Your answer must be every line of the data below that holds the string "JSON", copied exactly.
══════
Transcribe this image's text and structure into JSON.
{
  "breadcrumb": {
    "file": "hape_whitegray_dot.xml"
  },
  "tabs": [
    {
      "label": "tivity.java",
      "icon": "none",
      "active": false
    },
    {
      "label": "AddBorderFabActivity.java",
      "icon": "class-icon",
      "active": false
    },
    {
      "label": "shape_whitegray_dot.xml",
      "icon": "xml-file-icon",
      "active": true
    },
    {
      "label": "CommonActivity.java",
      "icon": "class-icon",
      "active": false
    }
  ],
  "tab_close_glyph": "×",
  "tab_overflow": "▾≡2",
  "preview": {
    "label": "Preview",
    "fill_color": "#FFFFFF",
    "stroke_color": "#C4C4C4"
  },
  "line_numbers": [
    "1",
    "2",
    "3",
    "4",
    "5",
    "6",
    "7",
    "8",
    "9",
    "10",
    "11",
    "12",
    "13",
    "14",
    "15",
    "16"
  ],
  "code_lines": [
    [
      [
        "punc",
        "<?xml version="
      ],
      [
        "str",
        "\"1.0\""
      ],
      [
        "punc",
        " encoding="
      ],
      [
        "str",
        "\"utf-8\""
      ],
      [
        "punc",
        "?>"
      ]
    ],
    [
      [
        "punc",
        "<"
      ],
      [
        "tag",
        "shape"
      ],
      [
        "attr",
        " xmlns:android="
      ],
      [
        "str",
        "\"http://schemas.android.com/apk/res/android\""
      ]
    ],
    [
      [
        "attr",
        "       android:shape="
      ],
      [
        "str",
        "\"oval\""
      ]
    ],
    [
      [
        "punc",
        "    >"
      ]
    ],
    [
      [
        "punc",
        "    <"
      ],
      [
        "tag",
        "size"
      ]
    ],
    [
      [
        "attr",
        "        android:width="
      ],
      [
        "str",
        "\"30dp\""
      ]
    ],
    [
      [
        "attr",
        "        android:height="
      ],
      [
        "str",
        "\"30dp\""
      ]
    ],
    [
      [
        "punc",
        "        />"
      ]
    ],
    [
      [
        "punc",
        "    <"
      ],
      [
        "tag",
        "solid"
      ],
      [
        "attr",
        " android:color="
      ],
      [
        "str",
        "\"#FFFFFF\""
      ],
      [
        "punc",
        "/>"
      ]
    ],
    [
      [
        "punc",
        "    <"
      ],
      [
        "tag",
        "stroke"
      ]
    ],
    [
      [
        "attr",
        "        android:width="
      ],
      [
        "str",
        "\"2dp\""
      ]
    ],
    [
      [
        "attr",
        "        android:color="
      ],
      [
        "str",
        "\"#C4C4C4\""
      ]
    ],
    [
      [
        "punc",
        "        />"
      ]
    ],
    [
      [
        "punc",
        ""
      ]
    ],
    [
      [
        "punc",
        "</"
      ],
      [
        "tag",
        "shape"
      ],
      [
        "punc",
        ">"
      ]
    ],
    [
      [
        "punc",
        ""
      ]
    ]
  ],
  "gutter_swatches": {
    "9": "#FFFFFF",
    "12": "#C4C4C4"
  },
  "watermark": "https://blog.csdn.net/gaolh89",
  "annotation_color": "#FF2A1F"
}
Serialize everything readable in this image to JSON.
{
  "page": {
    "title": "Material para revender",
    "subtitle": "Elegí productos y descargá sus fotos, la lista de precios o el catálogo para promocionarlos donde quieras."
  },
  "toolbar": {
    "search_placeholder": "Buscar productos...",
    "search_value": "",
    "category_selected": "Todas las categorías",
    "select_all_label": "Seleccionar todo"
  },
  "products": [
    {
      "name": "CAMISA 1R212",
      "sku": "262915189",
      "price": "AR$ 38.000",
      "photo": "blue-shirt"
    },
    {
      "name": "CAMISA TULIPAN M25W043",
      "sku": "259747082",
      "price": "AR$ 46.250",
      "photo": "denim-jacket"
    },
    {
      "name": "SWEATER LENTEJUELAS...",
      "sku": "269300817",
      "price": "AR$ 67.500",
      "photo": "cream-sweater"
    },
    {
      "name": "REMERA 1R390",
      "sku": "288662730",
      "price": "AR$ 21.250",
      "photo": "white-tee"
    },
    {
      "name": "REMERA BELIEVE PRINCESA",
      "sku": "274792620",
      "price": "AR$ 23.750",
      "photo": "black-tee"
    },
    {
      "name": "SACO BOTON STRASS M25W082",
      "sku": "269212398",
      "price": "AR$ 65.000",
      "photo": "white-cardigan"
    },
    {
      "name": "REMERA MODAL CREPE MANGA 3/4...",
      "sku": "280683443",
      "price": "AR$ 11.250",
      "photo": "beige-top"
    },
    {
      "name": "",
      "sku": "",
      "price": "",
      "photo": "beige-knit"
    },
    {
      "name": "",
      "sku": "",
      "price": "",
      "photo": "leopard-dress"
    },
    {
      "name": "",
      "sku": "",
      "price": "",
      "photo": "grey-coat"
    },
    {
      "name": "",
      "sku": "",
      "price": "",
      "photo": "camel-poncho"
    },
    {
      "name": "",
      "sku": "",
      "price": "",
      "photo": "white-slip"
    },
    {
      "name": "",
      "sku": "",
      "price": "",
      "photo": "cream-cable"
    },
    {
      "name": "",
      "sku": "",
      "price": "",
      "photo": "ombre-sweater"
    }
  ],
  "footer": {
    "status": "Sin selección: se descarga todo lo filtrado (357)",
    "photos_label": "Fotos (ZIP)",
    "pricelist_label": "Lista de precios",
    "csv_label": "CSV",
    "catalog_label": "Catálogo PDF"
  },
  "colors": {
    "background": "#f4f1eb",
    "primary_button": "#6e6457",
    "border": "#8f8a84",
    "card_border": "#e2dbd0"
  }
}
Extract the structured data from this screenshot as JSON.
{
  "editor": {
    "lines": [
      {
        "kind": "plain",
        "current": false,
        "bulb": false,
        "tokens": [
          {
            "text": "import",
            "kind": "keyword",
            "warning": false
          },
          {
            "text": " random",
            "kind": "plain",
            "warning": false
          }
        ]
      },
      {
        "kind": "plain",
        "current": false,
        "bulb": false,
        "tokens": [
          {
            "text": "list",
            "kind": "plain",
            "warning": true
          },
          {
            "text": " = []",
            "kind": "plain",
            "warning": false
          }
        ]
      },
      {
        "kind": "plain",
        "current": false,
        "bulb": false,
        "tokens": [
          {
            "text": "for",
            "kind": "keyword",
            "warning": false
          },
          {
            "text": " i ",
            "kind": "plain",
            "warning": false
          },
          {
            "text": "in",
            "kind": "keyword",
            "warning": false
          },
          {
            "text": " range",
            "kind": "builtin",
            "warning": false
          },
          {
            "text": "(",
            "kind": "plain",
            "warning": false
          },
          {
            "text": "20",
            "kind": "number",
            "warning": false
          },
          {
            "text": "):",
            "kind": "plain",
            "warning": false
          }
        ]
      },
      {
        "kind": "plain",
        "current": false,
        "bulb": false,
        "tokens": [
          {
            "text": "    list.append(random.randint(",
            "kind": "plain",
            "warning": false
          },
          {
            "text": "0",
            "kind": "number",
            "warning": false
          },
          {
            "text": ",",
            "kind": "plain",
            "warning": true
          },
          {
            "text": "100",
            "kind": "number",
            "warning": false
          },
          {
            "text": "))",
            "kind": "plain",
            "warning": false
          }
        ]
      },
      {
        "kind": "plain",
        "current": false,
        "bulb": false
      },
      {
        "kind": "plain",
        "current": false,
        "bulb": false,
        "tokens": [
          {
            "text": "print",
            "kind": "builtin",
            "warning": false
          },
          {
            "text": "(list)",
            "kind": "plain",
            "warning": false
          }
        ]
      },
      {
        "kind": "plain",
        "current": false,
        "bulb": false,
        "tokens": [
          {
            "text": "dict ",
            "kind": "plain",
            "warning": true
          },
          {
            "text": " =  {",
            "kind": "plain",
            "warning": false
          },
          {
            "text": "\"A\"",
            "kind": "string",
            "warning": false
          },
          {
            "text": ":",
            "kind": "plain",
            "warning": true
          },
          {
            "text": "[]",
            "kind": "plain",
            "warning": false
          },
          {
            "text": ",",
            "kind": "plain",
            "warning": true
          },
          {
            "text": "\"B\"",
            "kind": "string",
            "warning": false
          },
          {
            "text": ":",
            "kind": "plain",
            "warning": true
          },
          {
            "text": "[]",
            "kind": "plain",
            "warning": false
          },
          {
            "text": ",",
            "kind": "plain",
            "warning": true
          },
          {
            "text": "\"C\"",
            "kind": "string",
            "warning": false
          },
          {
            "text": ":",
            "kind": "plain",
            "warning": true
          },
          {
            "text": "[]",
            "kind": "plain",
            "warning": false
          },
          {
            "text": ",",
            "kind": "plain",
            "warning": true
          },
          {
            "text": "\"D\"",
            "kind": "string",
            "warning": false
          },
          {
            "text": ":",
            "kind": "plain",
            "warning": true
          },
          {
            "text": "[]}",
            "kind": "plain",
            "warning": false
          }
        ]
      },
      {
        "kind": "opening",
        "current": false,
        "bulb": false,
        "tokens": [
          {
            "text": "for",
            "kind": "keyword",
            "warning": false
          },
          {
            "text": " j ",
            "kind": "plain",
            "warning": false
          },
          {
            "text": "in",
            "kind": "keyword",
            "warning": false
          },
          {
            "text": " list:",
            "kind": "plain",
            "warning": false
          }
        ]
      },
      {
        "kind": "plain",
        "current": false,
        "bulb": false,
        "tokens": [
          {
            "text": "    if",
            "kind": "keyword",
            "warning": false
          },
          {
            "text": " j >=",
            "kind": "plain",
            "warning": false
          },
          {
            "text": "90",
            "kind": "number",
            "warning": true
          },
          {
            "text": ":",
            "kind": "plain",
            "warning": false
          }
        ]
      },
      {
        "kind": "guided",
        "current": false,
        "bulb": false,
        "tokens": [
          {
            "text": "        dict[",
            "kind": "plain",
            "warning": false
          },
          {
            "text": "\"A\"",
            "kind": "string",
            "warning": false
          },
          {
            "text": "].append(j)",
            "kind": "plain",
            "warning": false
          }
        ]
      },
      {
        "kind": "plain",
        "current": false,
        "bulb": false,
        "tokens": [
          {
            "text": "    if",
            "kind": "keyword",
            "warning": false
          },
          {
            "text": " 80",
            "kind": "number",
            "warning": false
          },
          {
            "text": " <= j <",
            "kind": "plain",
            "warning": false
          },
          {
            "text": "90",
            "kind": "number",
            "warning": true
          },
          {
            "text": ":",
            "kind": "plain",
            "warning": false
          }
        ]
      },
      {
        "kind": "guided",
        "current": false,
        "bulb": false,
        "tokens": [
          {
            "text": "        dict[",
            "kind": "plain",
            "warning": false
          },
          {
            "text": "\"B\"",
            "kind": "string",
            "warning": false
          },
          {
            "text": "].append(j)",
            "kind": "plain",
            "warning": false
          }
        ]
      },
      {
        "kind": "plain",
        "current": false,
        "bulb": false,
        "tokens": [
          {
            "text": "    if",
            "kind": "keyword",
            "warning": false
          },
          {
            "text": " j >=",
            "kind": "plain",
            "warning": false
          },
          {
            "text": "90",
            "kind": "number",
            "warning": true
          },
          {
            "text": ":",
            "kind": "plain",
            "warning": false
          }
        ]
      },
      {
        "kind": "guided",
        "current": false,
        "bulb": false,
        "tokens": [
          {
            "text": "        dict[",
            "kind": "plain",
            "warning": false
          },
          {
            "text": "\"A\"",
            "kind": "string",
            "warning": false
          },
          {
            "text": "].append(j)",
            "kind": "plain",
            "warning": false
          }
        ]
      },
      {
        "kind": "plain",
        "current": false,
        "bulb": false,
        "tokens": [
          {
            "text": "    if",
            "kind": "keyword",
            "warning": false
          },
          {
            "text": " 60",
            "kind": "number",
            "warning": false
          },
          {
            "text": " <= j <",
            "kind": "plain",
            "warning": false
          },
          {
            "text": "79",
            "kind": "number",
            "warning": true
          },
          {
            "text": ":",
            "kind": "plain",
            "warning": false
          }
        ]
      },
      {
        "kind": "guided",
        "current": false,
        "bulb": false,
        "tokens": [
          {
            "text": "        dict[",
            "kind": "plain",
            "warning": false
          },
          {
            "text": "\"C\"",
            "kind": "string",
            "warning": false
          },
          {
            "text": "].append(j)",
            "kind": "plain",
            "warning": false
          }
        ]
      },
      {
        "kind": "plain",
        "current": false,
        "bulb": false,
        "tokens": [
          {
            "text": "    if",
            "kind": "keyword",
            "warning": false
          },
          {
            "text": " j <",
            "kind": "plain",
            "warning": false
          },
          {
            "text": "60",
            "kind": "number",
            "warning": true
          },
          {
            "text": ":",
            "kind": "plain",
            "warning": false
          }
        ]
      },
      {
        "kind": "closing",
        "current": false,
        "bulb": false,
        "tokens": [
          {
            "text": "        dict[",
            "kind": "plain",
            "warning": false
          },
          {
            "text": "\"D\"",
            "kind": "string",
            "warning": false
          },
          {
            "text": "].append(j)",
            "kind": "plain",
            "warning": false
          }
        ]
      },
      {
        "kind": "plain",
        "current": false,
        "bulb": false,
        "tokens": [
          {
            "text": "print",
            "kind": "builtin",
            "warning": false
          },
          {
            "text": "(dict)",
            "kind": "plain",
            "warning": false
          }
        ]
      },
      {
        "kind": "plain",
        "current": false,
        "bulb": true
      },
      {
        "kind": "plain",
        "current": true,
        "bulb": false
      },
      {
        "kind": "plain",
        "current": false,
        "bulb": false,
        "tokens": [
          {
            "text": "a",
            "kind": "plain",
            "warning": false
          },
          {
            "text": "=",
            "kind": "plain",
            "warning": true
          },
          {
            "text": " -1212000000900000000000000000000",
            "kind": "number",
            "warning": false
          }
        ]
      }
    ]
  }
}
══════
> **Solution to this problem**
Transcribe this image's text and structure into JSON.
Serialize everything readable in this image to JSON.
Extract the structured data from this screenshot as JSON.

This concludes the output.